Featured image: Donna Richardson-Joyner/Wikipedia
Photo by Robert Mapplethorpe
Born on August 25, 1939, in Montgomery, Alabama. Dickerson was the youngest of triplets. His parents were Henry and Mahala Dickerson.
His father was a former bellhop who became an executive at the Cleveland Trust Company and his mother was a lawyer and civil rights advocate for women and minorities. They divorced when Chris was young, and he was raised primarily by his mother.
In 1957, Dickerson graduated from Olney Friends high school in Barnesville, Ohio. He was an athlete playing soccer while in his High School years. During the 1960s, he did physique modeling.
His first bodybuilding competition was in 1965, where he received third place at the Mr. Long Beach competition. The following year in 1966 Dickerson won 2nd place Mr. North America, won Mr. New York State, Mr. Eastern America, Mr. Atlantic Coast, and 1st place Junior Mr. USA most muscular.
He continued to compete in various competitions throughout the 1967, 1968, and 1969. In 1970 he then won 1st place in the Universe competition. As he continued his journey in the 70’s. He turned pro in 1973 and won a total of 15 professional bodybuilding titles across four organizations.
By the way of 1980’s he won Mr. Olympia, and won Grand Prix in New York, Miami, 2nd place Louisiana, and won California. Placed 8th in 1990 Arnold Classic and 94 became overall 4th place Masters Olympia. Nicknamed “Diamond Calves,” he was the first Black man to win the Mr. America contest.
During his career he changed what an image of God could look like in bodybuilding.
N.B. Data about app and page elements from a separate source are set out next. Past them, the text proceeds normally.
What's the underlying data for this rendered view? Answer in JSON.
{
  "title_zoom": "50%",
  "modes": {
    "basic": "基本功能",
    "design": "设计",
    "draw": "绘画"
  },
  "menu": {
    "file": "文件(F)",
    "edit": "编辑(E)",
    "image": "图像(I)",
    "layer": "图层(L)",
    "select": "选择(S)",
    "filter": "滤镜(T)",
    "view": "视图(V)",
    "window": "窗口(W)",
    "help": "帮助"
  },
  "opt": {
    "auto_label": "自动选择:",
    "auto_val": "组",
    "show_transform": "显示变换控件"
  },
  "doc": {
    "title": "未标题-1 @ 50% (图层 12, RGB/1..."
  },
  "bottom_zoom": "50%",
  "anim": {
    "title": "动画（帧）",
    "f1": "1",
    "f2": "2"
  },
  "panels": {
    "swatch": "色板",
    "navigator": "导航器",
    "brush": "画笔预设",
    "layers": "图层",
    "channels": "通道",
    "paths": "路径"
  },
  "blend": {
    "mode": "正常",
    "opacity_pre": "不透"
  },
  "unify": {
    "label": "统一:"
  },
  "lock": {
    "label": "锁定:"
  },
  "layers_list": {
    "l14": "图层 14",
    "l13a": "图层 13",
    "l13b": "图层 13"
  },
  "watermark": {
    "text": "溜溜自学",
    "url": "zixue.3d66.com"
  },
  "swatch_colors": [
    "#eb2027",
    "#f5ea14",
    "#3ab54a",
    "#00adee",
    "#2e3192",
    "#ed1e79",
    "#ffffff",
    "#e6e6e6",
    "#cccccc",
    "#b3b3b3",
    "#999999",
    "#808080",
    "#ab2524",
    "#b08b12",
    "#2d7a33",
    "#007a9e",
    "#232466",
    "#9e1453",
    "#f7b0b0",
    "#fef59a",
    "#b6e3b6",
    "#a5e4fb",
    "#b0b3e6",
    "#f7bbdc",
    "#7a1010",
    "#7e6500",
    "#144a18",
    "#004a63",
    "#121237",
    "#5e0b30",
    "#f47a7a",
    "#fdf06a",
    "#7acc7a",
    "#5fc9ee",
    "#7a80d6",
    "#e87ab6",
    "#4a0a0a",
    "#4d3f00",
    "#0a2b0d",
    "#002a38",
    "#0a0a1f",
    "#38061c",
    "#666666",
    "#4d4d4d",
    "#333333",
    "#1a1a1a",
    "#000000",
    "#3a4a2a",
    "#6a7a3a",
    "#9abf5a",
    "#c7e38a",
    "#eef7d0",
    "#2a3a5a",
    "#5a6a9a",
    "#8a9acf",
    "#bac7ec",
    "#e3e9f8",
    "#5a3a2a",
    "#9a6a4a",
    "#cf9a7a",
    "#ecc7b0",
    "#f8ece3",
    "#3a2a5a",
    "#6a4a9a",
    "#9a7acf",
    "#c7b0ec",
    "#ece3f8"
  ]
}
He stood about 5ft.-6in. tall and weighed right at about 190 pounds. His Mr. America win signified more than muscles.
It was expected to represent of an unbelievable image of the most perfect virile American person. Chris Dickerson later died from heart failure at the age of 82, December 23, 2021 in Fort Lauderdale, Florida. He was a true bodybuilding legend.
Donna Richardson Joyner was born November 3, 1962, Silver Springs, Maryland. She graduated from Montgomery Blair High School, where she won homecoming queen as the first African American to be a part of the homecoming court.
Donna later graduated from Hollins University College with a degree in Health Education and Dance. She is an American fitness and aerobics instructor, author and ESPN television sports commentator.
Known for her series of fitness videos. Certified by AFAA and ACE as an International Fitness Expert, Richardson began her fitness career as an aerobics instructor, after responding to a challenge to take an aerobics class.
In 1992 she was hired as a co-host of the ESPN Fitness Pros Show, and costarred in her first commercial fitness tape called Platinum Buns of Steel. Throughout the 90’s she made several aerobic videos, like 1994 video “Perfect Balance Workout.”
1997 Richardson was a guest on a popular syndicated radio show and met with radio personality Tom Joyner. One year later in August of 1998 they became engaged. They then got married in Montego Bay, Jamaica in July 2000. Donna was named by Essence magazine for being “one out of 25 most inspiring women in America” in 2006.
She is also in the Guinness Book of World Records for creating and leading the world’s largest line dance, with over 50,000 participants at Megafest hosted by Bishop T. D. Jakes in Atlanta, Georgia. Richardson and Joyner later separated and devoice in 2012.
Donna Richardson is a bestselling author and an international motivational speaker. She is a renowned wellness and travel expert who has traveled to 50 states, 50 countries, and 6 continents helping people to become healthier mind, body and spirit.
She continues to spread the good news about health by empowering, educating, and energizing women and families. During the Covid-19 Pandemic, uncertainty and challenges, she steps out on faith taking a family recipe to retail that has been enjoyed by family and friends for over 25 years. Richardson and her mother both believe they can to enrich people’s connections through food for the soul.